Keynote Lecture - April 9, 2005
Dr. David Porreca of University of Waterloo presented Resource Depletion and Surviving the End of Empires
In this talk, I shall explore the issues we all face with respect to humanity's use of one of the key resources for the maintenance of modern civilization: oil. I shall first provide a broad outline of the extent to which we are dependant on oil for every aspect of our modern lifestyle, most crucially in terms of our food supply. Then, the current status of oil production capacity and reserves will be examined, in addition to what options we have to substitute or replace the role of oil in our modern economy. Based on the material presented so far, it will become clear that the production of petroleum worldwide cannot grow indefinitely, and that the era of cheap oil extraction will not outlast our current decade. This will in turn lead to a discussion of the likely consequences of the impending peak in worldwide production of oil. Drawing parallels from other epochs which have been though the decline of a crucial resource, I propose that the activities sponsored by this conference are likely to morph from being hobbies practiced in people's spare time to become crucial in the economic well-being of those who possess real know-how in low-tech skills.
PhD, University of London
Department of Classical Studies

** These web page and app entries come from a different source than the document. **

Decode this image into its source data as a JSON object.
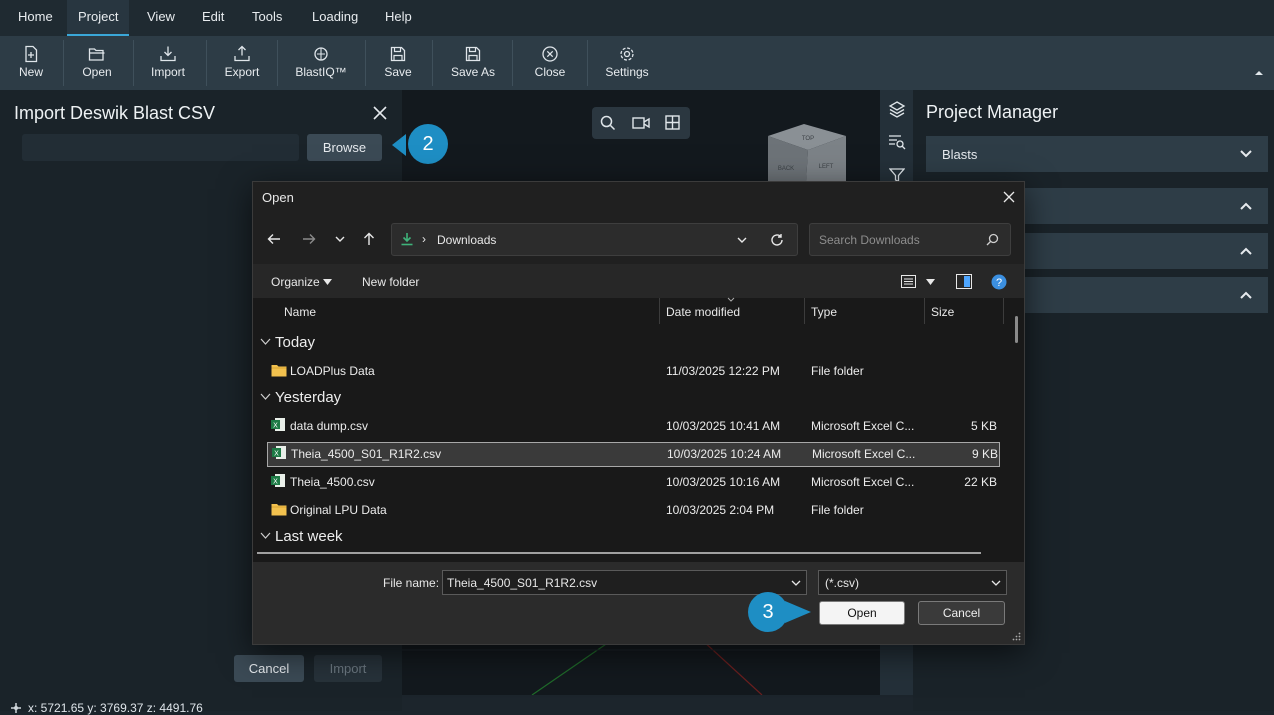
{
  "menu": {
    "items": [
      "Home",
      "Project",
      "View",
      "Edit",
      "Tools",
      "Loading",
      "Help"
    ],
    "active": "Project"
  },
  "toolbar": {
    "new_label": "New",
    "open_label": "Open",
    "import_label": "Import",
    "export_label": "Export",
    "blastiq_label": "BlastIQ™",
    "save_label": "Save",
    "save_as_label": "Save As",
    "close_label": "Close",
    "settings_label": "Settings"
  },
  "import_panel": {
    "title": "Import Deswik Blast CSV",
    "path_value": "",
    "browse_label": "Browse",
    "cancel_label": "Cancel",
    "import_label": "Import"
  },
  "callouts": {
    "step2": "2",
    "step3": "3"
  },
  "status_bar": {
    "coords": "x: 5721.65 y: 3769.37 z: 4491.76"
  },
  "project_manager": {
    "title": "Project Manager",
    "sections": [
      "Blasts",
      "",
      "",
      ""
    ]
  },
  "viewcube": {
    "top": "TOP",
    "back": "BACK",
    "left": "LEFT"
  },
  "dialog": {
    "title": "Open",
    "breadcrumb": "Downloads",
    "search_placeholder": "Search Downloads",
    "organize_label": "Organize",
    "new_folder_label": "New folder",
    "columns": {
      "name": "Name",
      "date": "Date modified",
      "type": "Type",
      "size": "Size"
    },
    "groups": {
      "today": "Today",
      "yesterday": "Yesterday",
      "last_week": "Last week"
    },
    "rows": [
      {
        "name": "LOADPlus Data",
        "date": "11/03/2025 12:22 PM",
        "type": "File folder",
        "size": "",
        "kind": "folder"
      },
      {
        "name": "data dump.csv",
        "date": "10/03/2025 10:41 AM",
        "type": "Microsoft Excel C...",
        "size": "5 KB",
        "kind": "excel"
      },
      {
        "name": "Theia_4500_S01_R1R2.csv",
        "date": "10/03/2025 10:24 AM",
        "type": "Microsoft Excel C...",
        "size": "9 KB",
        "kind": "excel",
        "selected": true
      },
      {
        "name": "Theia_4500.csv",
        "date": "10/03/2025 10:16 AM",
        "type": "Microsoft Excel C...",
        "size": "22 KB",
        "kind": "excel"
      },
      {
        "name": "Original LPU Data",
        "date": "10/03/2025 2:04 PM",
        "type": "File folder",
        "size": "",
        "kind": "folder"
      }
    ],
    "file_name_label": "File name:",
    "file_name_value": "Theia_4500_S01_R1R2.csv",
    "filter_value": "(*.csv)",
    "open_label": "Open",
    "cancel_label": "Cancel"
  },
  "colors": {
    "accent": "#3aa7d8",
    "callout": "#1e8ec4",
    "folder": "#f2c14e",
    "excel": "#1d7a45"
  }
}
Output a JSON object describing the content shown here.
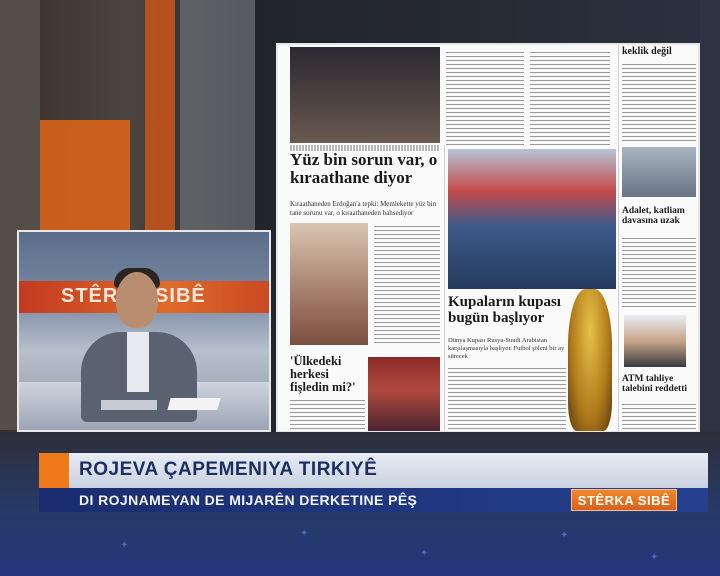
{
  "inset": {
    "banner_text": "STÊRKA SIBÊ"
  },
  "newspaper": {
    "headline_1": "Yüz bin sorun var, o kıraathane diyor",
    "deck_1": "Kıraathaneden Erdoğan'a tepki: Memlekette yüz bin tane sorunu var, o kıraathaneden bahsediyor",
    "headline_2": "Kupaların kupası bugün başlıyor",
    "deck_2": "Dünya Kupası Rusya-Suudi Arabistan karşılaşmasıyla başlıyor. Futbol şöleni bir ay sürecek",
    "headline_3": "'Ülkedeki herkesi fişledin mi?'",
    "right_headline_1": "keklik değil",
    "right_headline_2": "Adalet, katliam davasına uzak",
    "right_headline_3": "ATM tahliye talebini reddetti"
  },
  "lower_third": {
    "title": "ROJEVA ÇAPEMENIYA TIRKIYÊ",
    "subtitle": "DI ROJNAMEYAN DE MIJARÊN DERKETINE PÊŞ",
    "badge": "STÊRKA SIBÊ"
  },
  "colors": {
    "accent_orange": "#f07a1a",
    "navy": "#1a2c6e"
  }
}
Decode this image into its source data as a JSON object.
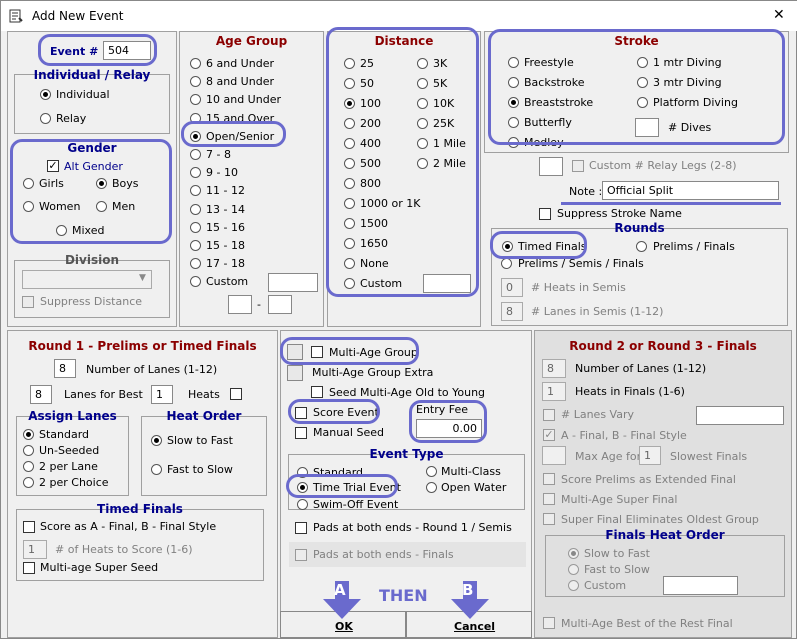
{
  "window": {
    "title": "Add New Event",
    "close": "✕"
  },
  "event": {
    "label": "Event # :",
    "value": "504"
  },
  "individual_relay": {
    "title": "Individual / Relay",
    "options": [
      "Individual",
      "Relay"
    ],
    "selected": 0
  },
  "gender": {
    "title": "Gender",
    "alt_gender": "Alt Gender",
    "girls": "Girls",
    "boys": "Boys",
    "women": "Women",
    "men": "Men",
    "mixed": "Mixed",
    "selected": "boys"
  },
  "division": {
    "title": "Division",
    "suppress": "Suppress Distance"
  },
  "age_group": {
    "title": "Age Group",
    "items": [
      "6 and Under",
      "8 and Under",
      "10 and Under",
      "15 and Over",
      "Open/Senior",
      "7 - 8",
      "9 - 10",
      "11 - 12",
      "13 - 14",
      "15 - 16",
      "15 - 18",
      "17 - 18",
      "Custom"
    ],
    "selected": 4,
    "range_sep": "-"
  },
  "distance": {
    "title": "Distance",
    "left": [
      "25",
      "50",
      "100",
      "200",
      "400",
      "500",
      "800",
      "1000 or 1K",
      "1500",
      "1650",
      "None",
      "Custom"
    ],
    "right": [
      "3K",
      "5K",
      "10K",
      "25K",
      "1 Mile",
      "2 Mile"
    ],
    "selected": "100"
  },
  "stroke": {
    "title": "Stroke",
    "left": [
      "Freestyle",
      "Backstroke",
      "Breaststroke",
      "Butterfly",
      "Medley"
    ],
    "right": [
      "1 mtr Diving",
      "3 mtr Diving",
      "Platform Diving"
    ],
    "dives": "# Dives",
    "selected": "Breaststroke"
  },
  "relay_legs": "Custom # Relay Legs (2-8)",
  "note": {
    "label": "Note :",
    "value": "Official Split"
  },
  "suppress_stroke": "Suppress Stroke Name",
  "rounds": {
    "title": "Rounds",
    "timed": "Timed Finals",
    "prelims": "Prelims / Finals",
    "psf": "Prelims / Semis / Finals",
    "heats_semis_val": "0",
    "heats_semis": "# Heats in Semis",
    "lanes_semis_val": "8",
    "lanes_semis": "# Lanes in Semis (1-12)"
  },
  "round1": {
    "title": "Round 1 - Prelims or Timed Finals",
    "lanes_val": "8",
    "lanes": "Number of Lanes (1-12)",
    "best_val": "8",
    "best": "Lanes for Best",
    "heats_val": "1",
    "heats": "Heats"
  },
  "assign_lanes": {
    "title": "Assign Lanes",
    "items": [
      "Standard",
      "Un-Seeded",
      "2 per Lane",
      "2 per Choice"
    ],
    "selected": 0
  },
  "heat_order": {
    "title": "Heat Order",
    "items": [
      "Slow to Fast",
      "Fast to Slow"
    ],
    "selected": 0
  },
  "timed_finals": {
    "title": "Timed Finals",
    "score_ab": "Score as A - Final, B - Final Style",
    "heats_val": "1",
    "heats_score": "# of Heats to Score (1-6)",
    "super_seed": "Multi-age Super Seed"
  },
  "middle": {
    "multi_age": "Multi-Age Group",
    "multi_age_extra": "Multi-Age Group Extra",
    "seed_old": "Seed Multi-Age Old to Young",
    "score_event": "Score Event",
    "manual_seed": "Manual Seed",
    "entry_fee_label": "Entry Fee",
    "entry_fee": "0.00"
  },
  "event_type": {
    "title": "Event Type",
    "standard": "Standard",
    "multi_class": "Multi-Class",
    "time_trial": "Time Trial Event",
    "open_water": "Open Water",
    "swim_off": "Swim-Off Event",
    "selected": "time_trial"
  },
  "pads": {
    "r1": "Pads at both ends - Round 1 / Semis",
    "finals": "Pads at both ends - Finals"
  },
  "round23": {
    "title": "Round 2 or Round 3 - Finals",
    "lanes_val": "8",
    "lanes": "Number of Lanes (1-12)",
    "heats_val": "1",
    "heats": "Heats in Finals (1-6)",
    "lanes_vary": "# Lanes Vary",
    "ab_final": "A - Final, B - Final Style",
    "max_age": "Max Age for",
    "slowest_val": "1",
    "slowest": "Slowest Finals",
    "score_prelims": "Score Prelims as Extended Final",
    "super_final": "Multi-Age Super Final",
    "eliminates": "Super Final Eliminates Oldest Group",
    "best_rest": "Multi-Age Best of the Rest Final"
  },
  "finals_heat_order": {
    "title": "Finals Heat Order",
    "items": [
      "Slow to Fast",
      "Fast to Slow",
      "Custom"
    ],
    "selected": 0
  },
  "buttons": {
    "ok": "OK",
    "cancel": "Cancel"
  },
  "annotations": {
    "a": "A",
    "b": "B",
    "then": "THEN"
  },
  "colors": {
    "annotation": "#6a6acd",
    "group_title": "#8b0000",
    "subgroup_title": "#00008b"
  }
}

University of Waterloo David Porreca joins the classical studies department after completing a PhD(2001) at the Warburg Institute, University of London, UK, and a Postdoctoral Fellowship at Wilfrid Laurier University, where he was appointed an Adjunct Professor in the Department of Religion and Culture. Porreca began his academic career at UW, earning a BA in Medieval Studies; he received an MA from the Centre for Medieval Studies at the University of Toronto. His research interests include the heritage of the classical tradition; influence of writings attributed to Hermes Trismegistus on the Middle Ages; ancient and medieval esoterica: medieval philosophy and theology. He is teaching Latin language courses and courses on Late Antiquity and the Middle Ages. Porreca received a SSHRC Doctoral Fellowship and Postdoctoral Fellowship, and is currently co-investigator for a UW LT3 Learning Initiatives Fund project on Digital Teaching and Learning for Classical Studies. Outside of work, he spends time "raising my dear daughter, Maya; studying issues of worldwide resource depletion in order to establish a basis for local sustainable living with a minimal ecological footprint; board/card games.